In light of recent national attention and discussions about bullying and school violence, I picked up the May 2009 issue of Educational Leadership, entitled Teaching Social Responsibility. The first article in this periodical, Schools of Conscience, was written by Charles C. Haynes. In reviewing his submission, I paused to re-read the following paragraph, several times.
Developing student’s hearts, I believe, is what educators are called to do. Each and every small act of honesty, service, responsibility, and compassion that teachers and administrators encourage daily in their students – and model consistently in their own lives – helps create moral and civic habits of the heart that instill in students the courage to care.
Wow. Talk about developing a purposeful education for our kids. We need to begin helping students understand that they are the problem-solvers of the future. The content they are learning, the skills they are practicing, and the empathy they develop while at school can be applied now, and in the future, to positively impact the lives of those in need. In the educational profession we regularly utilize jargon such as “real-world experiences” and “relevance.” What better way to provide our students with an educational purpose than to encourage a “civic conscience” and provide opportunities for them to act in the best interest of others. As school reform discussions continue, and as we discuss core/nationalized standards, how important is it that we view curriculum as a means to an ends…and not THE end? [See a recent blog post by Nathan Barber – Content: The Desired End or a Means to an End? – for a great take on this topic.]
In Schools of Conscience, Charles Haynes asserts that “we want students to follow their conscience not in spite of what we teach and do in our schools, but because of what we teach and do.” If we expect kids to develop these characteristics that are key to their success as adults, and our future as a society, our schools must be front and center when it comes to providing students with guidance and opportunities to put these skills into practice. As Haynes asserts, regarding schools of conscience:
To prepare students to be ethical, engaged citizens, we must give them (and all members of the school community) meaningful opportunities to practice freedom responsibly in a school culture that encourages shared decision-making, service learning, peer mediation, ethical use of the Internet, and a free student press. In short, we need schools that actually practice what their civics classes are supposed to teach: freedom and democracy, not censorship and repression.
As educational leaders it is critical that we advocate for the development of the “courage to care” as a vital part of school reform.
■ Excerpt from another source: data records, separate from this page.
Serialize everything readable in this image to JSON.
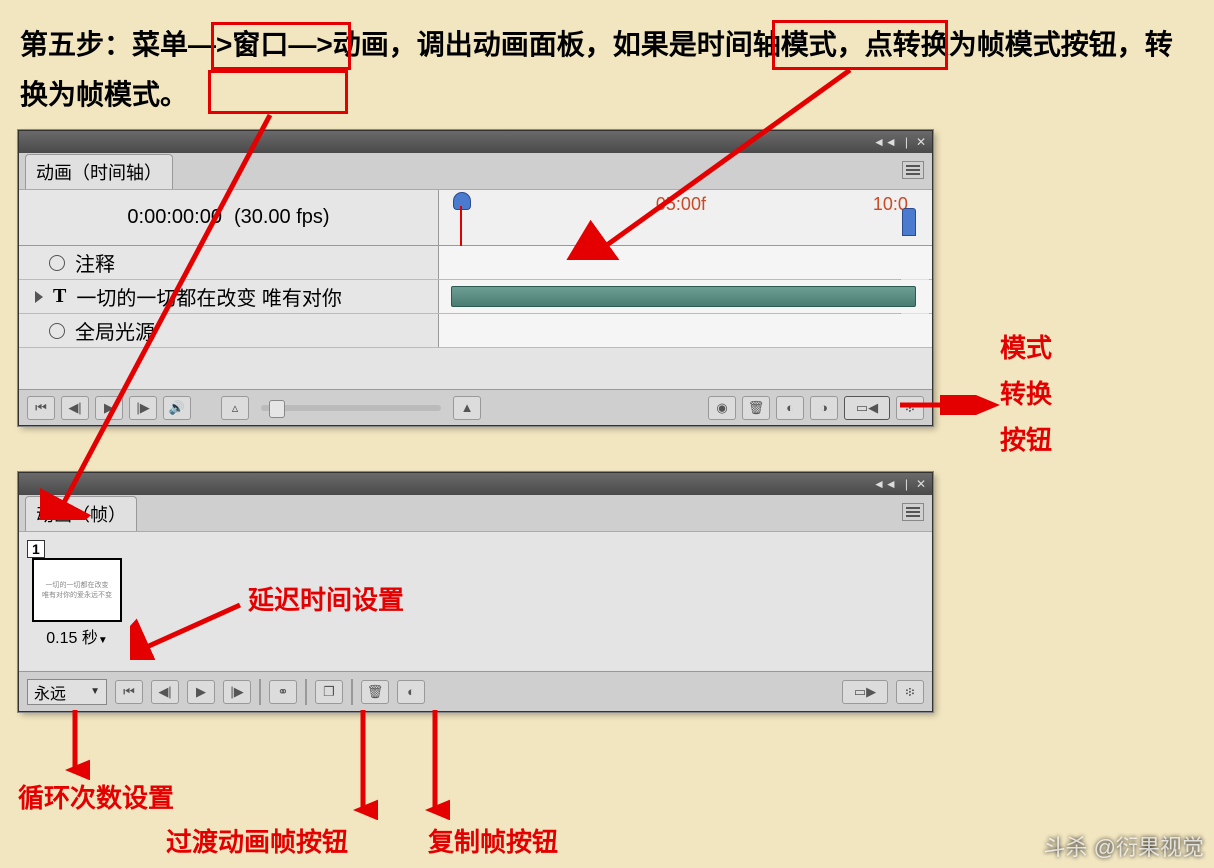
{
  "instruction_text": "第五步：菜单—>窗口—>动画，调出动画面板，如果是时间轴模式，点转换为帧模式按钮，转换为帧模式。",
  "timeline_panel": {
    "tab_label": "动画（时间轴）",
    "timecode": "0:00:00:00",
    "fps": "(30.00 fps)",
    "ruler_mark_1": "05:00f",
    "ruler_mark_2": "10:0",
    "track_comments": "注释",
    "track_text_layer": "一切的一切都在改变 唯有对你",
    "track_global_light": "全局光源"
  },
  "frame_panel": {
    "tab_label": "动画（帧）",
    "frame_number": "1",
    "frame_delay": "0.15 秒",
    "loop_label": "永远"
  },
  "annotations": {
    "mode_switch_1": "模式",
    "mode_switch_2": "转换",
    "mode_switch_3": "按钮",
    "delay_setting": "延迟时间设置",
    "loop_setting": "循环次数设置",
    "tween_button": "过渡动画帧按钮",
    "copy_button": "复制帧按钮"
  },
  "watermark": "斗杀 @衍果视觉"
}
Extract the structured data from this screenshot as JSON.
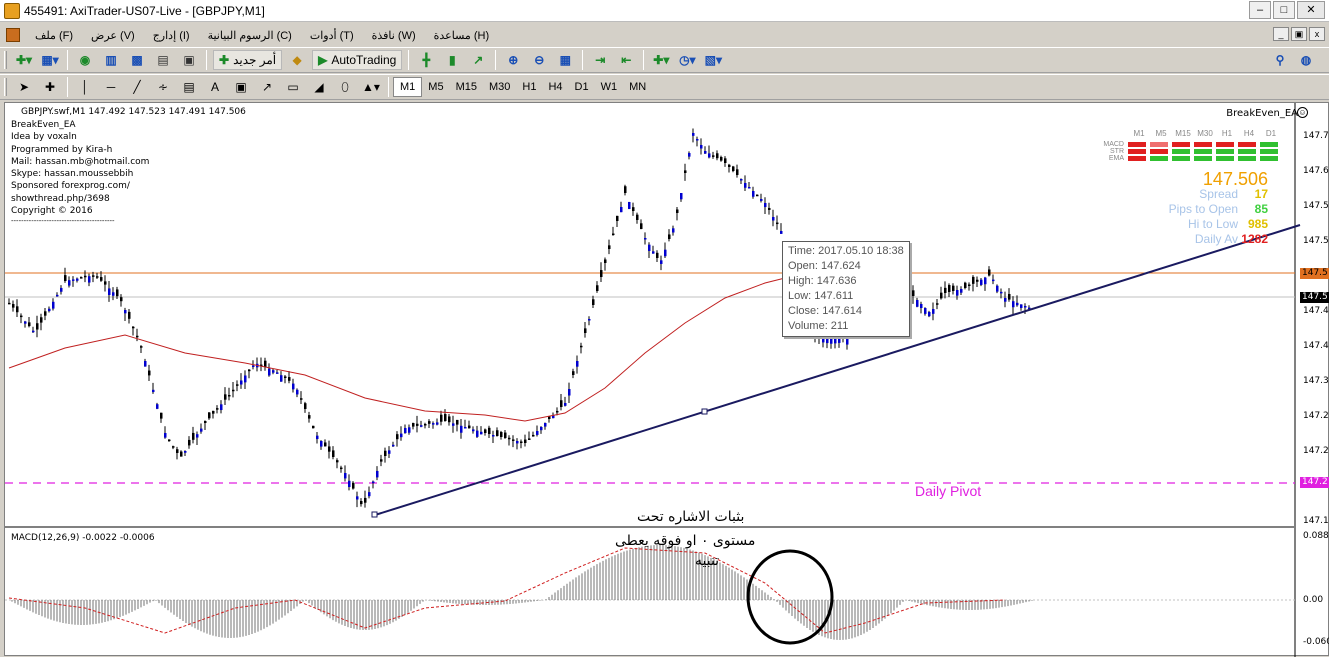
{
  "window": {
    "title": "455491: AxiTrader-US07-Live - [GBPJPY,M1]"
  },
  "menu": {
    "items": [
      "ملف (F)",
      "عرض (V)",
      "إدارج (I)",
      "الرسوم البيانية (C)",
      "أدوات (T)",
      "نافذة (W)",
      "مساعدة (H)"
    ]
  },
  "toolbar": {
    "new_order_label": "أمر جديد",
    "autotrading_label": "AutoTrading",
    "timeframes": [
      "M1",
      "M5",
      "M15",
      "M30",
      "H1",
      "H4",
      "D1",
      "W1",
      "MN"
    ],
    "active_timeframe": "M1"
  },
  "chart": {
    "symbol_line": "GBPJPY.swf,M1  147.492 147.523 147.491 147.506",
    "ea_name": "BreakEven_EA",
    "info_lines": [
      "BreakEven_EA",
      "Idea by voxaln",
      "Programmed by Kira-h",
      "Mail: hassan.mb@hotmail.com",
      "Skype: hassan.moussebbih",
      "Sponsored forexprog.com/",
      "showthread.php/3698",
      "Copyright © 2016",
      "-----------------------------------------"
    ],
    "price_axis": [
      "147.70",
      "147.60",
      "147.50",
      "147.40",
      "147.30",
      "147.20",
      "147.10"
    ],
    "price_tags": [
      "147.5",
      "147.5",
      "147.2"
    ],
    "pivot_label": "Daily Pivot",
    "tooltip": {
      "time": "Time: 2017.05.10 18:38",
      "open": "Open: 147.624",
      "high": "High: 147.636",
      "low": "Low:  147.611",
      "close": "Close: 147.614",
      "volume": "Volume: 211"
    },
    "ea_panel": {
      "tf_headers": [
        "M1",
        "M5",
        "M15",
        "M30",
        "H1",
        "H4",
        "D1"
      ],
      "indicators": [
        "MACD",
        "STR",
        "EMA"
      ],
      "price": "147.506",
      "stats": [
        {
          "label": "Spread",
          "value": "17",
          "color": "#e0c000"
        },
        {
          "label": "Pips to Open",
          "value": "85",
          "color": "#40d040"
        },
        {
          "label": "Hi to Low",
          "value": "985",
          "color": "#e0c000"
        },
        {
          "label": "Daily Av",
          "value": "1282",
          "color": "#e02020"
        }
      ]
    },
    "annotation_lines": [
      "بثبات الاشاره تحت",
      "مستوى ٠ او فوقه يعطى",
      "تنبيه"
    ],
    "macd_label": "MACD(12,26,9) -0.0022 -0.0006",
    "macd_axis": [
      "0.0884",
      "0.00",
      "-0.060"
    ]
  }
}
It is a considerable challenge–especially considering that current educational assessments do nothing to measure our success toward what is arguably our most important task.